Here are some suggested questions you should ask a prospective financial planner:
• What experience do you have?
• What are your qualifications?
• What licenses do you have?
• What products and services do you recommend?
• Will you be the only person working with me?
• How are you compensated? For example: Do you charge a flat hourly rate (or "à la carte" rate) for services? Is the fee a percentage of assets under management? Do you receive a commission or a referral fee paid by the product or service providers that you sell?
• What organizations are you and your firm regulated by?
• Will you provide a written agreement which details the services and fees that will be provided?
Of course, if you are considering WealthTrust Arizona, we welcome any and all questions you may have about our firm and the services we provide.

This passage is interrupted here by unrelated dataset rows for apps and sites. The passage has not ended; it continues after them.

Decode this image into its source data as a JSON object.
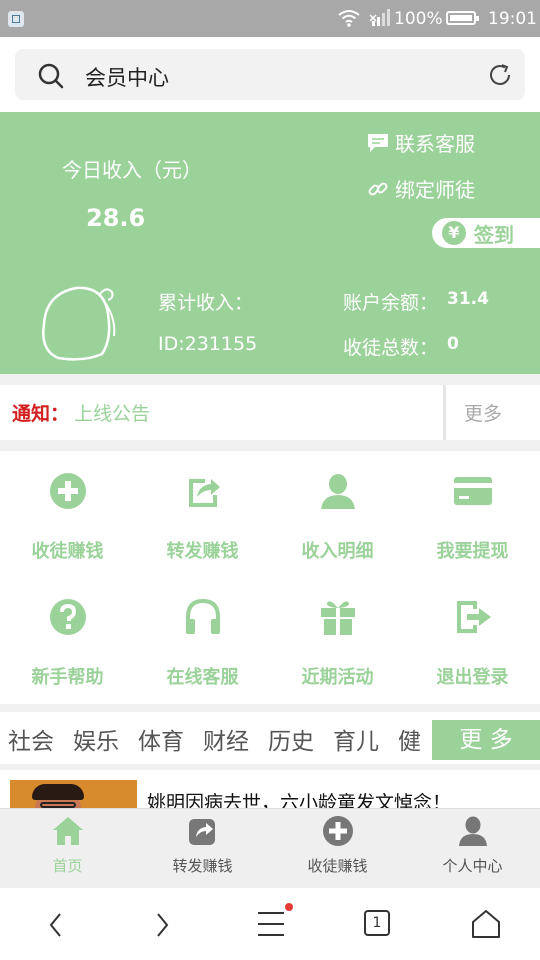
{
  "status_bar": {
    "battery": "100%",
    "time": "19:01"
  },
  "search": {
    "title": "会员中心"
  },
  "hero": {
    "today_label": "今日收入（元）",
    "today_value": "28.6",
    "contact_label": "联系客服",
    "bind_label": "绑定师徒",
    "signin_label": "签到",
    "total_label": "累计收入：",
    "id_text": "ID:231155",
    "balance_label": "账户余额：",
    "balance_value": "31.4",
    "apprentice_label": "收徒总数：",
    "apprentice_value": "0",
    "accent_color": "#9bd29a"
  },
  "notice": {
    "label": "通知：",
    "text": "上线公告",
    "more": "更多"
  },
  "grid": [
    {
      "label": "收徒赚钱",
      "icon": "plus-circle-icon"
    },
    {
      "label": "转发赚钱",
      "icon": "share-icon"
    },
    {
      "label": "收入明细",
      "icon": "user-icon"
    },
    {
      "label": "我要提现",
      "icon": "card-icon"
    },
    {
      "label": "新手帮助",
      "icon": "question-icon"
    },
    {
      "label": "在线客服",
      "icon": "headphones-icon"
    },
    {
      "label": "近期活动",
      "icon": "gift-icon"
    },
    {
      "label": "退出登录",
      "icon": "logout-icon"
    }
  ],
  "categories": {
    "items": [
      "社会",
      "娱乐",
      "体育",
      "财经",
      "历史",
      "育儿",
      "健"
    ],
    "more": "更 多"
  },
  "news": {
    "title": "姚明因病去世，六小龄童发文悼念！"
  },
  "bottom_nav": [
    {
      "label": "首页",
      "icon": "home-icon",
      "active": true
    },
    {
      "label": "转发赚钱",
      "icon": "share-icon",
      "active": false
    },
    {
      "label": "收徒赚钱",
      "icon": "plus-circle-icon",
      "active": false
    },
    {
      "label": "个人中心",
      "icon": "user-icon",
      "active": false
    }
  ],
  "system_nav": {
    "tab_count": "1"
  }
}
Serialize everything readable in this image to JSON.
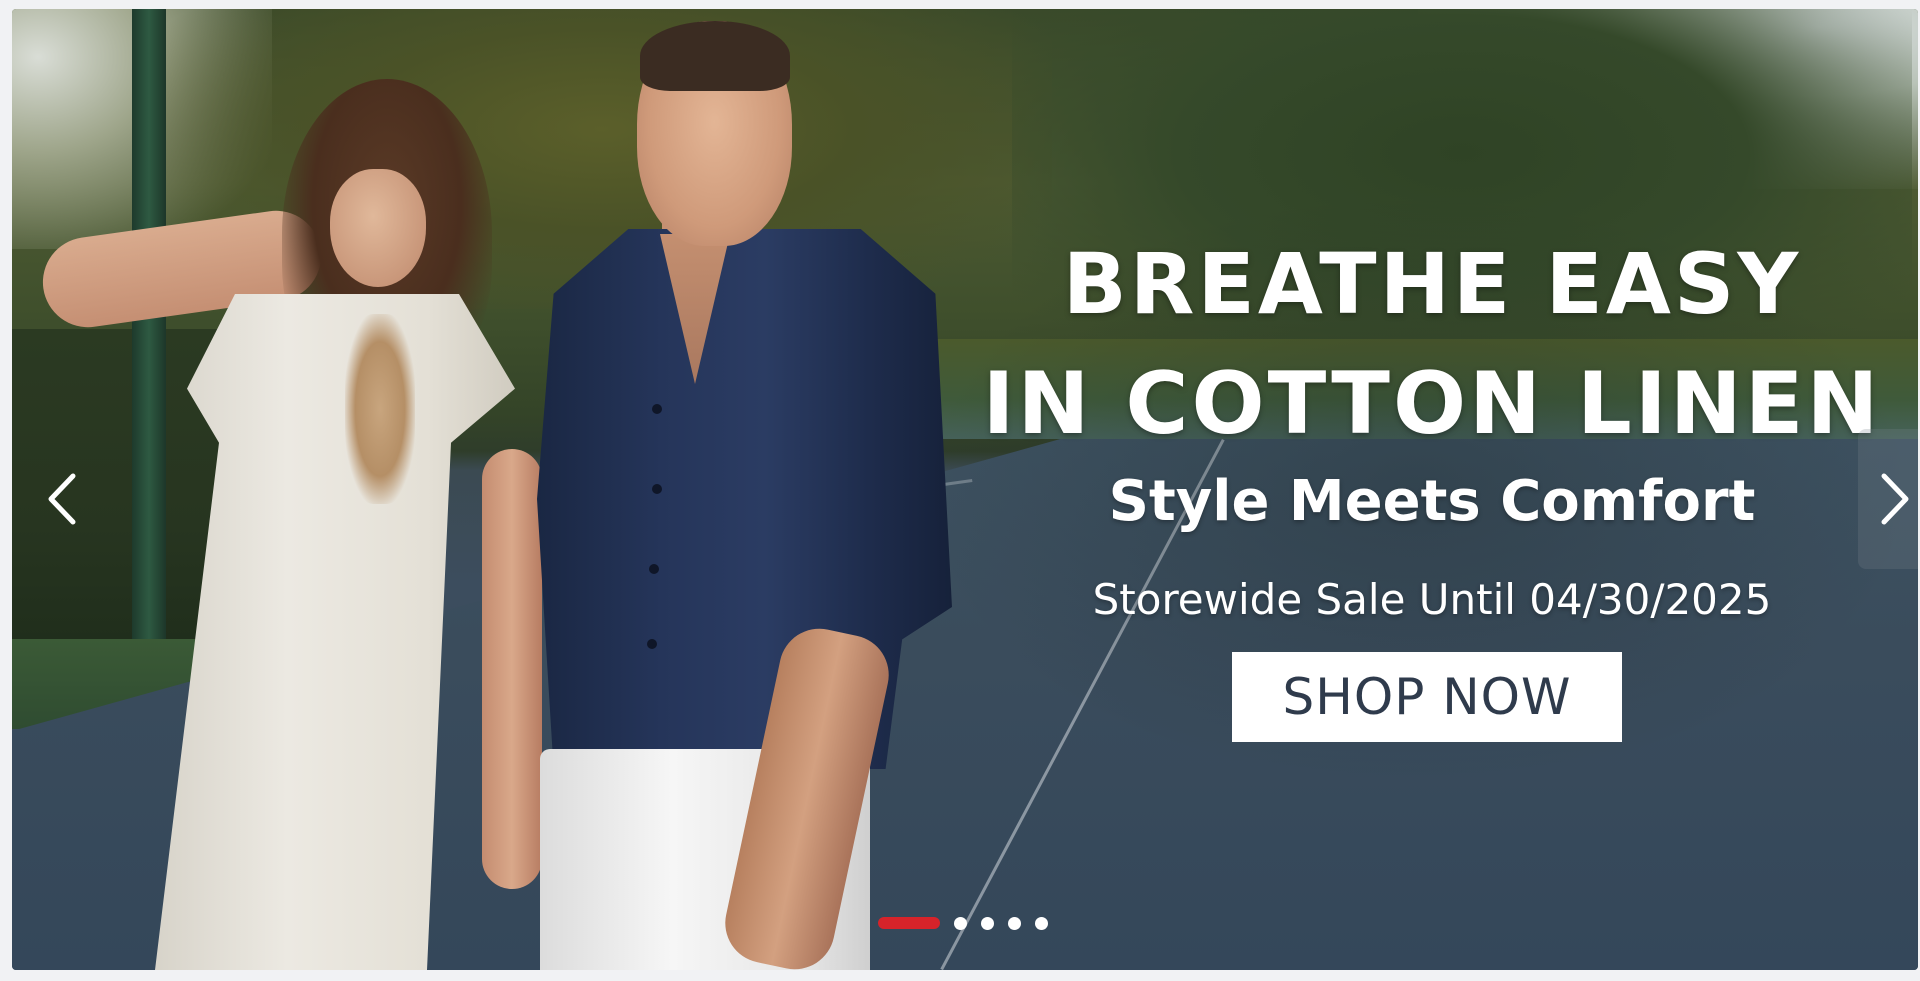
{
  "banner": {
    "headline_line1": "BREATHE EASY",
    "headline_line2": "IN COTTON LINEN",
    "subheadline": "Style Meets Comfort",
    "sale_text": "Storewide Sale Until 04/30/2025",
    "cta_label": "SHOP NOW"
  },
  "carousel": {
    "prev_icon": "chevron-left-icon",
    "next_icon": "chevron-right-icon",
    "slide_count": 5,
    "active_index": 0,
    "accent_color": "#d6232a",
    "dot_color": "#ffffff"
  }
}
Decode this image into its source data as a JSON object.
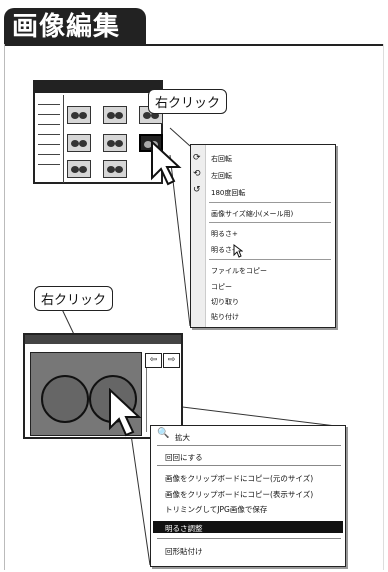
{
  "title": "画像編集",
  "callout_top": "右クリック",
  "callout_bottom": "右クリック",
  "menu1": {
    "items": [
      "右回転",
      "左回転",
      "180度回転",
      "画像サイズ縮小(メール用)",
      "明るさ+",
      "明るさ-",
      "ファイルをコピー",
      "コピー",
      "切り取り",
      "貼り付け"
    ]
  },
  "menu2": {
    "items": [
      "拡大",
      "回回にする",
      "画像をクリップボードにコピー(元のサイズ)",
      "画像をクリップボードにコピー(表示サイズ)",
      "トリミングしてJPG画像で保存",
      "明るさ調整",
      "回形貼付け"
    ]
  },
  "nav": {
    "prev": "⇦",
    "next": "⇨"
  }
}
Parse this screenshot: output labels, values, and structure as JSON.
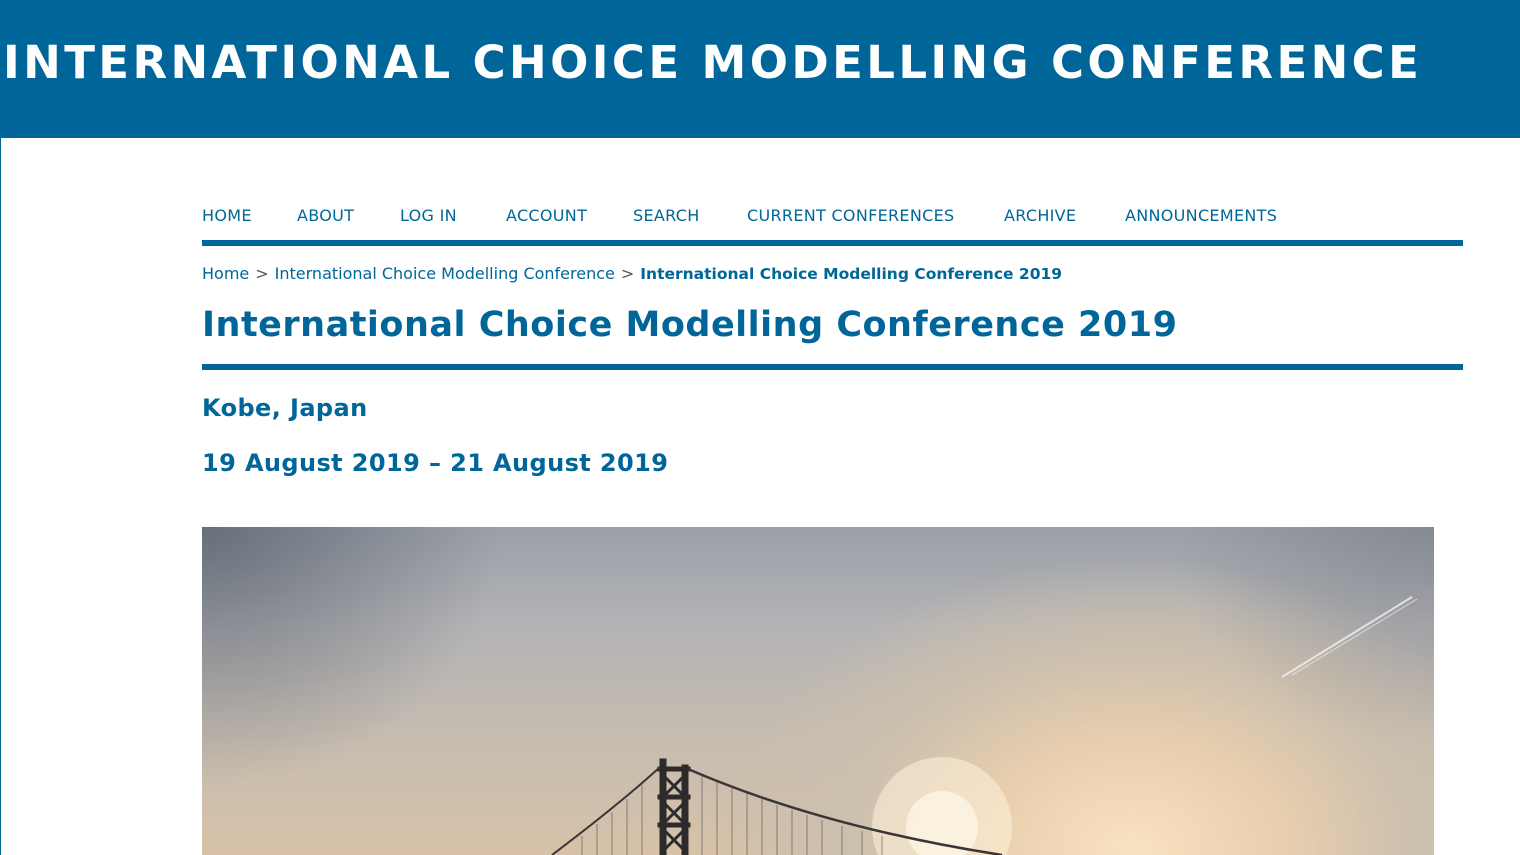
{
  "site": {
    "banner_title": "INTERNATIONAL CHOICE MODELLING CONFERENCE"
  },
  "nav": {
    "items": [
      {
        "label": "HOME"
      },
      {
        "label": "ABOUT"
      },
      {
        "label": "LOG IN"
      },
      {
        "label": "ACCOUNT"
      },
      {
        "label": "SEARCH"
      },
      {
        "label": "CURRENT CONFERENCES"
      },
      {
        "label": "ARCHIVE"
      },
      {
        "label": "ANNOUNCEMENTS"
      }
    ]
  },
  "breadcrumb": {
    "home": "Home",
    "separator": ">",
    "parent": "International Choice Modelling Conference",
    "current": "International Choice Modelling Conference 2019"
  },
  "conference": {
    "title": "International Choice Modelling Conference 2019",
    "location": "Kobe, Japan",
    "dates": "19 August 2019 – 21 August 2019"
  },
  "hero": {
    "icon": "bridge-sunset-photo"
  },
  "colors": {
    "brand": "#006699",
    "background": "#ffffff",
    "banner_text": "#ffffff"
  }
}
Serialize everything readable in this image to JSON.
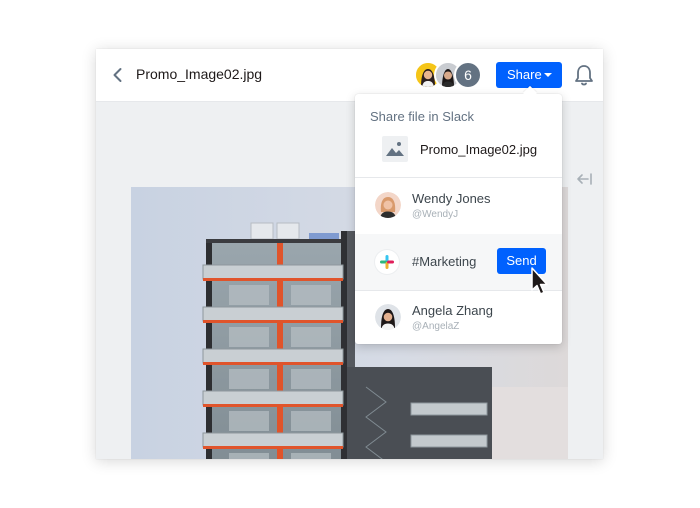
{
  "header": {
    "file_name": "Promo_Image02.jpg",
    "collaborator_count": "6",
    "share_label": "Share"
  },
  "share_popover": {
    "title": "Share file in Slack",
    "file_name": "Promo_Image02.jpg",
    "recipients": [
      {
        "name": "Wendy Jones",
        "handle": "@WendyJ"
      },
      {
        "name": "Angela Zhang",
        "handle": "@AngelaZ"
      }
    ],
    "channel": {
      "name": "#Marketing",
      "send_label": "Send"
    }
  },
  "colors": {
    "accent": "#0061fe",
    "building_accent": "#e0542b",
    "sky": "#cfd6e3"
  },
  "icons": [
    "back-chevron-icon",
    "bell-icon",
    "collapse-panel-icon",
    "image-file-icon",
    "slack-icon",
    "mouse-cursor-icon"
  ]
}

We are confident that once you consider our years of experience and status as a leader in the field of wealth management, you will feel comfortable partnering with WealthTrust Arizona to help you meet both your short and long-term financial goals.
DISCLOSURE: WealthTrust Arizona is a fee based investment advisory firm that specializes in integrating portfolio management with estate planning for high net worth individuals and families. Services include portfolio management, estate planning, asset and lifestyle preservation, taxation concerns, access to trust and estate documentation preparation, business succession planning and more. The professionals at WealthTrust -Arizona are frequently sought out by the national media such as The Wall Street Journal, Forbes, New York Times, CNBC, BloombergRadio, and others to share their thoughts on matters that impact our clients.
Given the recent events impacting investors and their financial security, we would welcome the opportunity to provide a second opinion for anyone who would like to have a check-up on their investments, financial plan or estate plan. If you know of anyone who may have a concern with their current advisor or current investment portfolio, we encourage you to share our contact information with those that could benefit from a complimentary review.
Advisory services offered through WealthTrust Arizona, a registered investment advisor. WealthTrust Arizona does not engage in the trust business in the state of Arizona or in any other jurisdiction. Not FDIC insured. Not bank guaranteed. May lose value, including loss of principal. Not insured by any state or federal agency.